February 25, 2007 - An item on the front page of the "Jobs" section in today's Washington Post reflected the media's continuing practice of using "nurse" as a shorthand for any female who provides paid care to children. Vickie Elmer's piece repeatedly refers to the Maryland infant caregiver it profiles as a "baby nurse," even though the provider has virtually no health care training. Obviously, as Post representatives pointed out to us, there is a historic association between infant caregiving and the word "nurse," as in "nursemaid." And many caregivers persist in marketing themselves as "baby nurses." We're familiar with the view that if lots of people have done something for a long time, it must be right. But to use "nurse" this way today sends a damaging message about professional nursing at a time of crisis. And it poses risks for those who may rely on the mistaken belief that such caregivers actually are trained nurses, as recent press accounts have made clear. We commend DC nurse Mary Brewster for letting the Post know that it can do better, and we encourage others to give the Post their views.
The short Post profile is headlined "Bringing Balance to Life With New Babies," and it carries the tag line "Off the Beaten Career Path." It informs us that Meredith Ball, who "loves babies," is a "specialist in caring for newborns, more commonly called a baby nurse." Of course, it is indeed common to hear this term, because many infant caregivers market their services this way, not least the one profiled here, who recently received glowing coverage in The Baltimore Sun. The piece proceeds to use "baby nurse" twice more. It describes Ball's business, Babiease, which specializes in the care of multiples.
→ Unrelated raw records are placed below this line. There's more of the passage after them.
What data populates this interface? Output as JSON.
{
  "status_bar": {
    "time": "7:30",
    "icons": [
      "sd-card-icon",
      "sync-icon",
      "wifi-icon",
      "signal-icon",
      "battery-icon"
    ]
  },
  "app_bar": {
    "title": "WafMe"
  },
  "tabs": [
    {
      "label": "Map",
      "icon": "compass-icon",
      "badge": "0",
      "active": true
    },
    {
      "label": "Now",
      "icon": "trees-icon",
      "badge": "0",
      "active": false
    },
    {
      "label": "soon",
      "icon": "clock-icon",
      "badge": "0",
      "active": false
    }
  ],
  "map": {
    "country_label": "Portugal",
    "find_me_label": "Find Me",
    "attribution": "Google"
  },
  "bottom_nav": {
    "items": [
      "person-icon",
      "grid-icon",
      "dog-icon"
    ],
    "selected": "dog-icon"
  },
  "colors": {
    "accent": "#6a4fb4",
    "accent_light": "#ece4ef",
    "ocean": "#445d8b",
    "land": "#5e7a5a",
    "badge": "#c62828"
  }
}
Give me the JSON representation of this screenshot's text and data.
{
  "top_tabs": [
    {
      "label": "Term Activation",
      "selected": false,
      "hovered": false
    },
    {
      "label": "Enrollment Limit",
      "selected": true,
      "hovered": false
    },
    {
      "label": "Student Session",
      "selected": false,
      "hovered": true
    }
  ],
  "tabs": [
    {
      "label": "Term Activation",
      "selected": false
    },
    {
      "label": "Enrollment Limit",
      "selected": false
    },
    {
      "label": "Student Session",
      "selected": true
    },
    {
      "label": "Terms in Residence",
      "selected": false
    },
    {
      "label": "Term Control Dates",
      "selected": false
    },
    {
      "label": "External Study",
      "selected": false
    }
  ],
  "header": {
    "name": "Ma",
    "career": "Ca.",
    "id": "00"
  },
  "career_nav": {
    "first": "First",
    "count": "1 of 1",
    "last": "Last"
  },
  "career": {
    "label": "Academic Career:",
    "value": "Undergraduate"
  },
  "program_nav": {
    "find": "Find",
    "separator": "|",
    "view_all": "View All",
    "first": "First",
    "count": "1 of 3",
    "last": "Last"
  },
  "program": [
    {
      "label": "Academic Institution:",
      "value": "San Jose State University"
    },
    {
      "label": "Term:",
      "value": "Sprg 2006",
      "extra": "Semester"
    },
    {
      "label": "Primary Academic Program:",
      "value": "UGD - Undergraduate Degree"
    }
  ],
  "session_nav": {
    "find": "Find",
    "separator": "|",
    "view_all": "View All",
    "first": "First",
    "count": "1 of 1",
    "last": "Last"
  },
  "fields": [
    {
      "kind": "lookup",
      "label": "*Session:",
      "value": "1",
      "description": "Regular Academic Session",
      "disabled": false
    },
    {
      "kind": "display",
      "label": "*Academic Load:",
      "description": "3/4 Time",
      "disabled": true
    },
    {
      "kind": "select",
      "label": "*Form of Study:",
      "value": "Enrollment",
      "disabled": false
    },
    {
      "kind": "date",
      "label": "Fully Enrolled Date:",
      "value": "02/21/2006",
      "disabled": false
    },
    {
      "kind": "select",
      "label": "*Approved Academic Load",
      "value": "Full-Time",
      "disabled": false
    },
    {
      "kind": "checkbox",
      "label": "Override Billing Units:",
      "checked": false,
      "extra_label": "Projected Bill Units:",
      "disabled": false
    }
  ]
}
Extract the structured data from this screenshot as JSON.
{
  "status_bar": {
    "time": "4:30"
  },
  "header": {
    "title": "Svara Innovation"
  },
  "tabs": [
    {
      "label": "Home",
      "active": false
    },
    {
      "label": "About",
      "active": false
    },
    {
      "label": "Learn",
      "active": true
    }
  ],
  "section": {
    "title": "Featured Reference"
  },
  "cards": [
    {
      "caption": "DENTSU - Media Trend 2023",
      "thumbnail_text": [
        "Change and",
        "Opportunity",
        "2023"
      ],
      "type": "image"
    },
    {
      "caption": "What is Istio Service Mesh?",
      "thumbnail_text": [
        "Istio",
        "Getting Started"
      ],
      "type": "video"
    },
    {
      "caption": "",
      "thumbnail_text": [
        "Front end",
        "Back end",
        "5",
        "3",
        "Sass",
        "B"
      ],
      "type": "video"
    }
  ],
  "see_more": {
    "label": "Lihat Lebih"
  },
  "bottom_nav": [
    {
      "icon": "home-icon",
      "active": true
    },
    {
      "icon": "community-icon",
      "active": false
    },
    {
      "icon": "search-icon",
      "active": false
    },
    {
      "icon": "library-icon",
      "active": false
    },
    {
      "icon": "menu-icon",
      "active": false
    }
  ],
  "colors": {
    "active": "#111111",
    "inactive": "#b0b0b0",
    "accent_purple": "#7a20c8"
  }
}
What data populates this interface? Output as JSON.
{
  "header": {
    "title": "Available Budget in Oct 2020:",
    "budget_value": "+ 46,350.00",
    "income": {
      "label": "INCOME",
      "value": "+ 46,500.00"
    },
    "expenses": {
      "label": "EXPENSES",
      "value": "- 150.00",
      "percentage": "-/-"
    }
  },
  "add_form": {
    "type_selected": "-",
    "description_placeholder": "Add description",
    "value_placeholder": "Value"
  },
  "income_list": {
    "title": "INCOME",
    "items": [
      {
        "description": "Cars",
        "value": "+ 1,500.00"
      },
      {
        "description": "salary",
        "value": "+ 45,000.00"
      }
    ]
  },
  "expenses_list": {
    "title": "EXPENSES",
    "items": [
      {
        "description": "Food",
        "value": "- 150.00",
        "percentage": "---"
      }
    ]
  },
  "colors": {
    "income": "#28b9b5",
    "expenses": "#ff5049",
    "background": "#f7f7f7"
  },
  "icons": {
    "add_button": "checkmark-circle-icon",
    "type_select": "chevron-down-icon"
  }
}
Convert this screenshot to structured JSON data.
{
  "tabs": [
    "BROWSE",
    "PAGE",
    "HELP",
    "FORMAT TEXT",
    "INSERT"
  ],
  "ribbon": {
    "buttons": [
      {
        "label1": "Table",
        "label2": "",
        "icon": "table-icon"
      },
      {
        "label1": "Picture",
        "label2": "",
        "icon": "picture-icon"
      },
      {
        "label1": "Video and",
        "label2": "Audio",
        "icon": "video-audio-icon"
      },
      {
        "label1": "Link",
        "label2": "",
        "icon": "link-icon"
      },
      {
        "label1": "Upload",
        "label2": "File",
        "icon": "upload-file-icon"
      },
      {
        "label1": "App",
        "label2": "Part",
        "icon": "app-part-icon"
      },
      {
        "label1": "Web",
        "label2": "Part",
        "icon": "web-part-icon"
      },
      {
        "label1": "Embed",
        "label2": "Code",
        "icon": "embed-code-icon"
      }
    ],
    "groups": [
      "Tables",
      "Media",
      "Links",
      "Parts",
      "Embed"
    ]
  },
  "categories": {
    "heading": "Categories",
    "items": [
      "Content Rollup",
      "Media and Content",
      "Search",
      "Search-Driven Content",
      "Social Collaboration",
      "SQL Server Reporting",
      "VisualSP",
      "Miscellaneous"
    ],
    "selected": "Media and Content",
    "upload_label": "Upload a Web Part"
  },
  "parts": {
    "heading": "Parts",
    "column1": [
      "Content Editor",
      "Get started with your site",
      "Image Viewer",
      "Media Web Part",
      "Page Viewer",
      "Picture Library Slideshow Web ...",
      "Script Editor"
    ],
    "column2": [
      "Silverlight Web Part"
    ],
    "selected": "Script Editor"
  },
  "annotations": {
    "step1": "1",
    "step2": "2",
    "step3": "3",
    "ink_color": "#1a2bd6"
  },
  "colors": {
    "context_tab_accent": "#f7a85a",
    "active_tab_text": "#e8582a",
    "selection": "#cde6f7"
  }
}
It says Ball is paid $28 per hour (which, incidentally, is more than many real nurses make after years of college science training). The piece explains that being a "baby nurse" requires "job organization and an ability to multi-task, as well as a calm, caring personality," but that "[n]o degree or specialized training is required, nor is the position licensed in most states."
That's pretty much our point. We have no reason to doubt that many caregivers like Ms. Ball provide a valuable service. But when you call someone a "nurse," many people will naturally assume that person is a nurse, or is basically like a nurse. And when such a person has no health expertise, it would be natural to conclude that nurses generally are caring people who lack significant health care skill, which is, after all, consistent with prevailing social and media messages. Nursing's handmaiden image inhibits its ability to get the respect and resources it needs to resolve the global nursing shortage.
As for the Post's apparent view that the term "baby nurse" is acceptable because people have used the word "nurse" this way for hundreds of years, we assume the Post is not arguing that every longstanding practice is automatically right, and need never be changed. Needless to say, countless longstanding practices have been changed when people came to realize they caused harm.
Mary Brewster, MS, RNC, a DC community health nurse, sent the Post a letter that reads in part:
In order to call herself a nurse, this woman needs an associate or bachelor's degree in nursing and a state license to practice as such. Nurses are educated in the sciences, in critical thinking and have completed many clinical hours in pediatrics, obstetrics, medicine, critical care, public health and mental health to be eligible to sit for board licensing exams. Nurses do provide care and compassion, but just as importantly they are able to assess for health or illness, provide the appropriate care based on their assessment and must be able to communicate these to the consumer (patient or client), family, nursing and medical colleagues. The woman in this article is probably very good at what she does, but she is NOT a nurse and should not be calling herself such.
We hope that in the future, the Post will consider the effects of the terminology it chooses to endorse.
Please also copy us at email@example.com. Please let us know if you would like us to send your letter for you and we will happily do that for you. Thank you!
Please also contact Meredith Ball and politely ask her to stop calling herself a "babynurse." Her email is: firstname.lastname@example.org. Thank you.